    Not everyone has that luxury :). Integrating with legacy stuff is a total pain the butt. I don't think any of my friends have ever said, "I love integrating with legacy mainframes, old b-tree databases, and a mix of all sorts of stuff." I'm gonna guess ETrade doesn't do any pre-trade compliance validation, otherwise they would have a real hard time making sure they execute trades within 2 seconds. Normally, retail (ie individuals) trading doesn't have to deal with gov regulations. Well that's not true, cuz someone who works for a financial company has to file with the SEC they plan to buy/sell X security.

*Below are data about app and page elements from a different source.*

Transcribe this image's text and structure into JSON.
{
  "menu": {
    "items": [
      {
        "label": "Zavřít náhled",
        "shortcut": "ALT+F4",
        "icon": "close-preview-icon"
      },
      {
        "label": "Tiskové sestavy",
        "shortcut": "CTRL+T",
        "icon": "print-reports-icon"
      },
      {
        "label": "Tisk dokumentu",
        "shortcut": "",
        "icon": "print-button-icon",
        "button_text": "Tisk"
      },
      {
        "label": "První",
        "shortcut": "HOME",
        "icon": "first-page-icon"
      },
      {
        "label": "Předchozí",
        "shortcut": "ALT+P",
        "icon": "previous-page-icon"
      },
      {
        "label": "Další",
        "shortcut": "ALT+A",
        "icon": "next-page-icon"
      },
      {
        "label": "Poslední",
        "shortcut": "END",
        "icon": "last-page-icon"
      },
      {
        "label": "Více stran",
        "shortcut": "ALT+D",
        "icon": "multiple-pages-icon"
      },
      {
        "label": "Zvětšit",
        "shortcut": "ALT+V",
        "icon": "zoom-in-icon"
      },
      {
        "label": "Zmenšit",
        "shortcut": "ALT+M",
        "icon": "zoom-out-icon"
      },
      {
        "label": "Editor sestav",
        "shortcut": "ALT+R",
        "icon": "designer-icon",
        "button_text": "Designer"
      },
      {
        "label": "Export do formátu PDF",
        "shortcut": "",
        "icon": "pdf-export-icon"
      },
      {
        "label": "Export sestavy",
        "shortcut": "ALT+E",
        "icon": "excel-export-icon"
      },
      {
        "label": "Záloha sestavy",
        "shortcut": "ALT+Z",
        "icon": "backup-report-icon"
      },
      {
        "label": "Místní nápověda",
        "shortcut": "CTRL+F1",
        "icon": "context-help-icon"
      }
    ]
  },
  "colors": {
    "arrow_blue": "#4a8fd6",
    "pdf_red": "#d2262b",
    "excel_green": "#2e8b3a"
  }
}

    now if only some big shot at a brick-and-mortar company would write a detailed article about how EJB's are used to handle complex scenarios, it may clear the FUD around whether complexity is the result of over-design or just a reality of the business requirements.
  298. TMC shows itself to be Microsoft lapdogs in this study. The neglected to follow their own lessons-learned from a previous study that they had to retract from November of 2002. In that retraction, TMC clearly states
    "We also admit to having made an error in process judgment by inviting Microsoft to participate in this benchmark, but not inviting the J2EE vendors to participate in this benchmark. We now realize that following this procedure is critical for the J2EE community to accept benchmark results and perceive them as credible." Did they invite IBM or an IBM business partner to participate in their tests? NO. If this was a mistake in 2002, why is it not a mistake here? Relying on inexperienced developers employed by TMC to do the J2EE development had a significant impact on the value of the study's results. Why do I know they were inexperienced, despite promises to the contrary from TMC? They chose a non-IBM HTTP server, clearly against IBM recommendations; they used RRD instead of WSAD; they mysteriously chose POJO instead of EJBs; the .NET had more experience with their tools than the Java folks had with theirs (p 37). It is unforgivable that TMC would repeat the mistakes of a previous study. Pathetic.
  299. Check out this IBM Response to the TMC Study:


    http://www.sys-con.com/story/?storyid=46828


    Mike.
  300. Their developers wrote their own POJO framework. How retarded is that when Hibernate has been the most popular POJO framework for a while? :-)

    You also have to wonder why they didn't go nuts w/ stored procedures in the Java implementation. With the previous Petstore contest, that's mainly how MS got their "speed" at the cost of unmaintainability ;-)

    TMC should publish the names of these developers so companies know not to hire them...

     ken